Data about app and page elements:
☆ ☆ ☆ ☆ ☆ ☆ ☆

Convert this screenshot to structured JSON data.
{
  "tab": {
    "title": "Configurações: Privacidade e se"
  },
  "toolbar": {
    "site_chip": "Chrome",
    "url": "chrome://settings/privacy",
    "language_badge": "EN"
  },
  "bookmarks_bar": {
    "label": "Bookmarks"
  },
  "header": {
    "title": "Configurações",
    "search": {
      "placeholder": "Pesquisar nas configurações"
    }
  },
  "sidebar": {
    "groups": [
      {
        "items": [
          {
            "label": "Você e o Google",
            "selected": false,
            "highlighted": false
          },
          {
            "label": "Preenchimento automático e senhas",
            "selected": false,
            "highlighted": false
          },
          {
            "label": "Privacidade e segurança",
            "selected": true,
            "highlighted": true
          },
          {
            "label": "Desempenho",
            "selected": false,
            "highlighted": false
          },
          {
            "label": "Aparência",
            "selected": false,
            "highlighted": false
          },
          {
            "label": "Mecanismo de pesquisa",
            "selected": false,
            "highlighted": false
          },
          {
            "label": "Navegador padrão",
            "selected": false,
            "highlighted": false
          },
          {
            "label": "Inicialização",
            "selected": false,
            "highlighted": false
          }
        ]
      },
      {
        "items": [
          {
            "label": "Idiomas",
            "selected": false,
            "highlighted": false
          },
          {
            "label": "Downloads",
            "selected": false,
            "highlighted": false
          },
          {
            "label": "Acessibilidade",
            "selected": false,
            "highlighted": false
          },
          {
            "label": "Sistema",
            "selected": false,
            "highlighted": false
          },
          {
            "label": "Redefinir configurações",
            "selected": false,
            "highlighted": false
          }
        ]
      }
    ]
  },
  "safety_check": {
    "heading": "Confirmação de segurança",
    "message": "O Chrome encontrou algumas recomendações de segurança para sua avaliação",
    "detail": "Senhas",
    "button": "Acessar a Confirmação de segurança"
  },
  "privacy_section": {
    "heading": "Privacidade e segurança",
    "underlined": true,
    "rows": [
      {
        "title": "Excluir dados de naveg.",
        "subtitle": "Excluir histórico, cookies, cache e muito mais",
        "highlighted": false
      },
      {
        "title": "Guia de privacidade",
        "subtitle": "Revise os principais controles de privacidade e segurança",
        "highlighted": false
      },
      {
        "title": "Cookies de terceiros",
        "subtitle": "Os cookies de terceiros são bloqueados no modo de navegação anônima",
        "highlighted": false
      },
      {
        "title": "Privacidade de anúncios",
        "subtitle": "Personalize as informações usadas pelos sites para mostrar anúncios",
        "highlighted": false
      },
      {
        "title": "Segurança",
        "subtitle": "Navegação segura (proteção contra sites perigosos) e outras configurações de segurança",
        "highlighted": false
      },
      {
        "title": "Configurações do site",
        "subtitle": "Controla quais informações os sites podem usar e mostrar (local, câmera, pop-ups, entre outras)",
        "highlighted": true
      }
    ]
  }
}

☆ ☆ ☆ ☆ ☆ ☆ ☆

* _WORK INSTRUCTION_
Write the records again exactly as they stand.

* _RESPONSE TO THIS EXERCISE_
Convert this screenshot to structured JSON data.
{
  "tab": {
    "title": "Configurações: Privacidade e se"
  },
  "toolbar": {
    "site_chip": "Chrome",
    "url": "chrome://settings/privacy",
    "language_badge": "EN"
  },
  "bookmarks_bar": {
    "label": "Bookmarks"
  },
  "header": {
    "title": "Configurações",
    "search": {
      "placeholder": "Pesquisar nas configurações"
    }
  },
  "sidebar": {
    "groups": [
      {
        "items": [
          {
            "label": "Você e o Google",
            "selected": false,
            "highlighted": false
          },
          {
            "label": "Preenchimento automático e senhas",
            "selected": false,
            "highlighted": false
          },
          {
            "label": "Privacidade e segurança",
            "selected": true,
            "highlighted": true
          },
          {
            "label": "Desempenho",
            "selected": false,
            "highlighted": false
          },
          {
            "label": "Aparência",
            "selected": false,
            "highlighted": false
          },
          {
            "label": "Mecanismo de pesquisa",
            "selected": false,
            "highlighted": false
          },
          {
            "label": "Navegador padrão",
            "selected": false,
            "highlighted": false
          },
          {
            "label": "Inicialização",
            "selected": false,
            "highlighted": false
          }
        ]
      },
      {
        "items": [
          {
            "label": "Idiomas",
            "selected": false,
            "highlighted": false
          },
          {
            "label": "Downloads",
            "selected": false,
            "highlighted": false
          },
          {
            "label": "Acessibilidade",
            "selected": false,
            "highlighted": false
          },
          {
            "label": "Sistema",
            "selected": false,
            "highlighted": false
          },
          {
            "label": "Redefinir configurações",
            "selected": false,
            "highlighted": false
          }
        ]
      }
    ]
  },
  "safety_check": {
    "heading": "Confirmação de segurança",
    "message": "O Chrome encontrou algumas recomendações de segurança para sua avaliação",
    "detail": "Senhas",
    "button": "Acessar a Confirmação de segurança"
  },
  "privacy_section": {
    "heading": "Privacidade e segurança",
    "underlined": true,
    "rows": [
      {
        "title": "Excluir dados de naveg.",
        "subtitle": "Excluir histórico, cookies, cache e muito mais",
        "highlighted": false
      },
      {
        "title": "Guia de privacidade",
        "subtitle": "Revise os principais controles de privacidade e segurança",
        "highlighted": false
      },
      {
        "title": "Cookies de terceiros",
        "subtitle": "Os cookies de terceiros são bloqueados no modo de navegação anônima",
        "highlighted": false
      },
      {
        "title": "Privacidade de anúncios",
        "subtitle": "Personalize as informações usadas pelos sites para mostrar anúncios",
        "highlighted": false
      },
      {
        "title": "Segurança",
        "subtitle": "Navegação segura (proteção contra sites perigosos) e outras configurações de segurança",
        "highlighted": false
      },
      {
        "title": "Configurações do site",
        "subtitle": "Controla quais informações os sites podem usar e mostrar (local, câmera, pop-ups, entre outras)",
        "highlighted": true
      }
    ]
  }
}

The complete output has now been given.